Go through the listing below and state how many of its lines include "views". Write only that number.

------------------------------------------------------------------------

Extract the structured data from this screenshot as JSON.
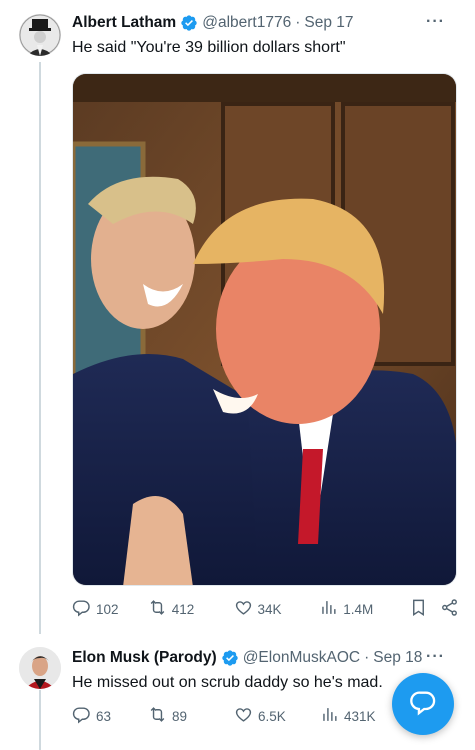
{
  "tweets": [
    {
      "author_name": "Albert Latham",
      "handle": "@albert1776",
      "separator": "·",
      "date": "Sep 17",
      "more": "···",
      "text": "He said \"You're 39 billion dollars short\"",
      "stats": {
        "replies": "102",
        "retweets": "412",
        "likes": "34K",
        "views": "1.4M"
      }
    },
    {
      "author_name": "Elon Musk (Parody)",
      "handle": "@ElonMuskAOC",
      "separator": "·",
      "date": "Sep 18",
      "more": "···",
      "text": "He missed out on scrub daddy so he's mad.",
      "stats": {
        "replies": "63",
        "retweets": "89",
        "likes": "6.5K",
        "views": "431K"
      }
    }
  ],
  "icons": {
    "verified": "verified-badge-icon",
    "reply": "reply-icon",
    "retweet": "retweet-icon",
    "like": "heart-icon",
    "views": "views-icon",
    "bookmark": "bookmark-icon",
    "share": "share-icon",
    "compose": "compose-reply-icon"
  },
  "colors": {
    "accent": "#1d9bf0",
    "text_primary": "#0f1419",
    "text_secondary": "#536471",
    "thread_line": "#cfd9de"
  }
}
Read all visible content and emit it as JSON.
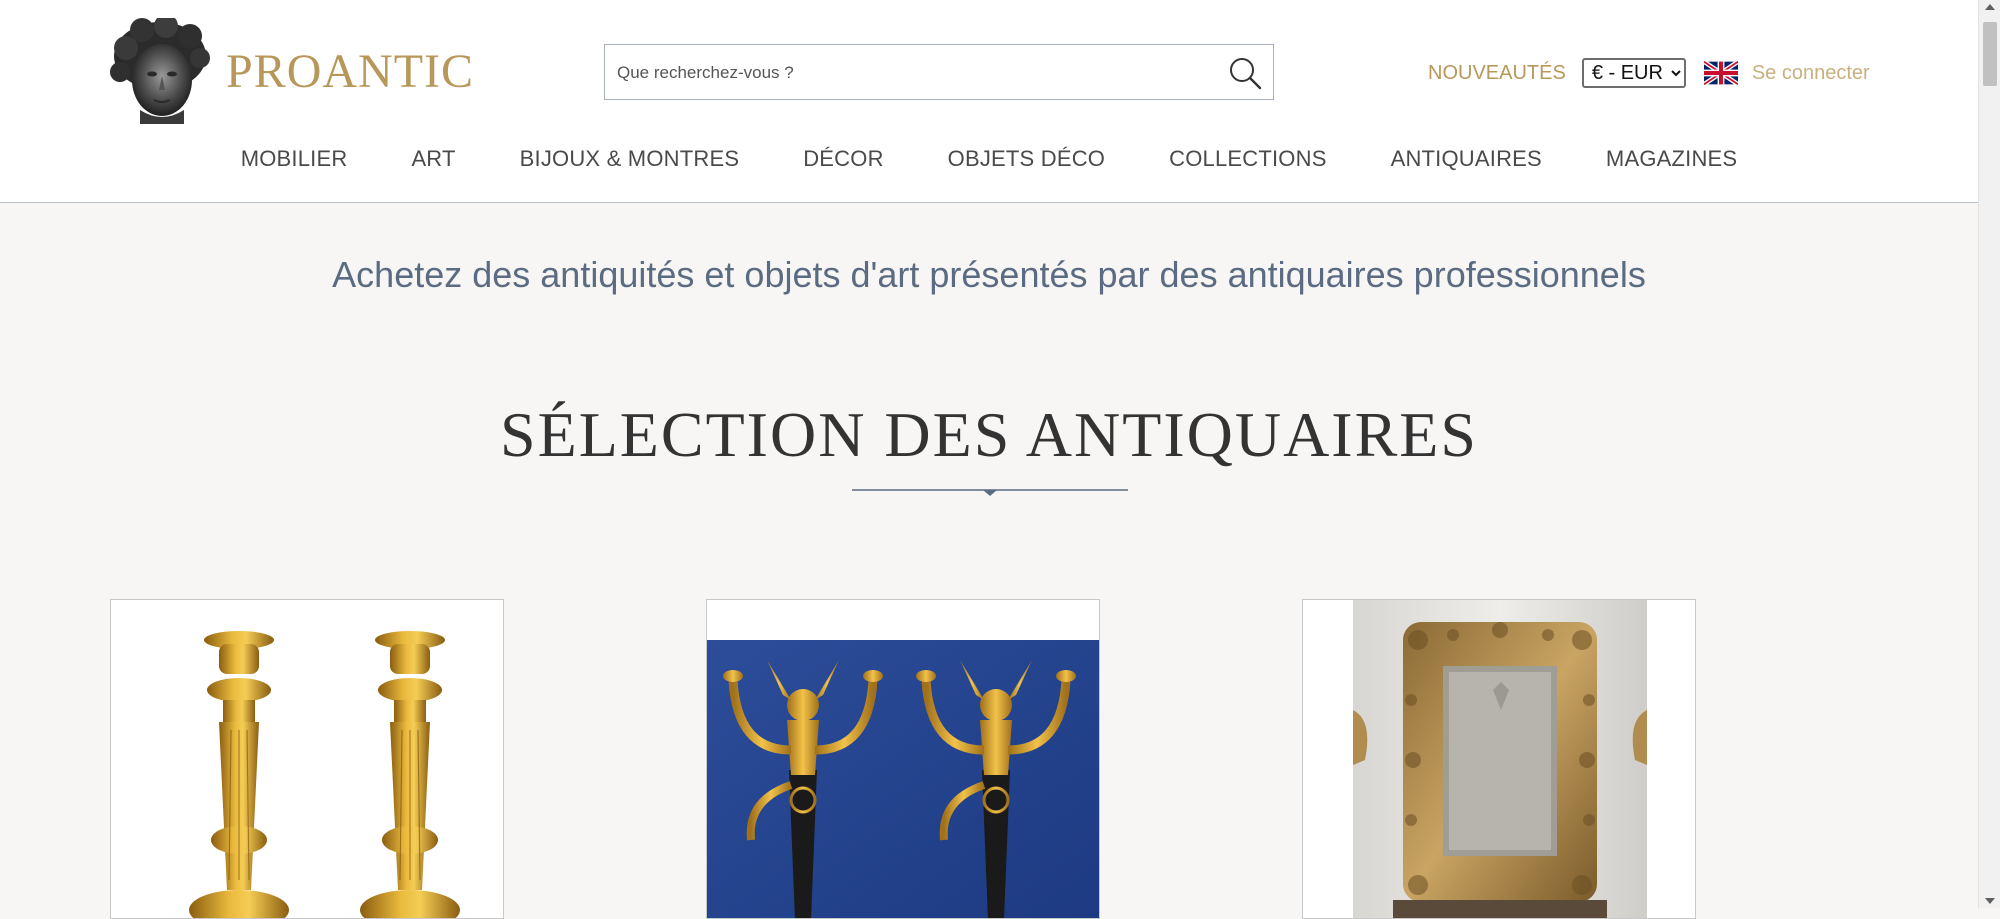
{
  "header": {
    "logo_text": "PROANTIC",
    "search_placeholder": "Que recherchez-vous ?",
    "nouveautes_label": "NOUVEAUTÉS",
    "currency_selected": "€ - EUR",
    "login_label": "Se connecter",
    "language_icon": "uk-flag-icon"
  },
  "nav": {
    "items": [
      "MOBILIER",
      "ART",
      "BIJOUX & MONTRES",
      "DÉCOR",
      "OBJETS DÉCO",
      "COLLECTIONS",
      "ANTIQUAIRES",
      "MAGAZINES"
    ]
  },
  "main": {
    "tagline": "Achetez des antiquités et objets d'art présentés par des antiquaires professionnels",
    "section_title": "SÉLECTION DES ANTIQUAIRES"
  },
  "colors": {
    "brand_gold": "#b8975a",
    "nav_text": "#4a4a4a",
    "tagline": "#5b6b82",
    "background": "#f7f6f4"
  }
}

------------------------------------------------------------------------

» Exercise solution:
3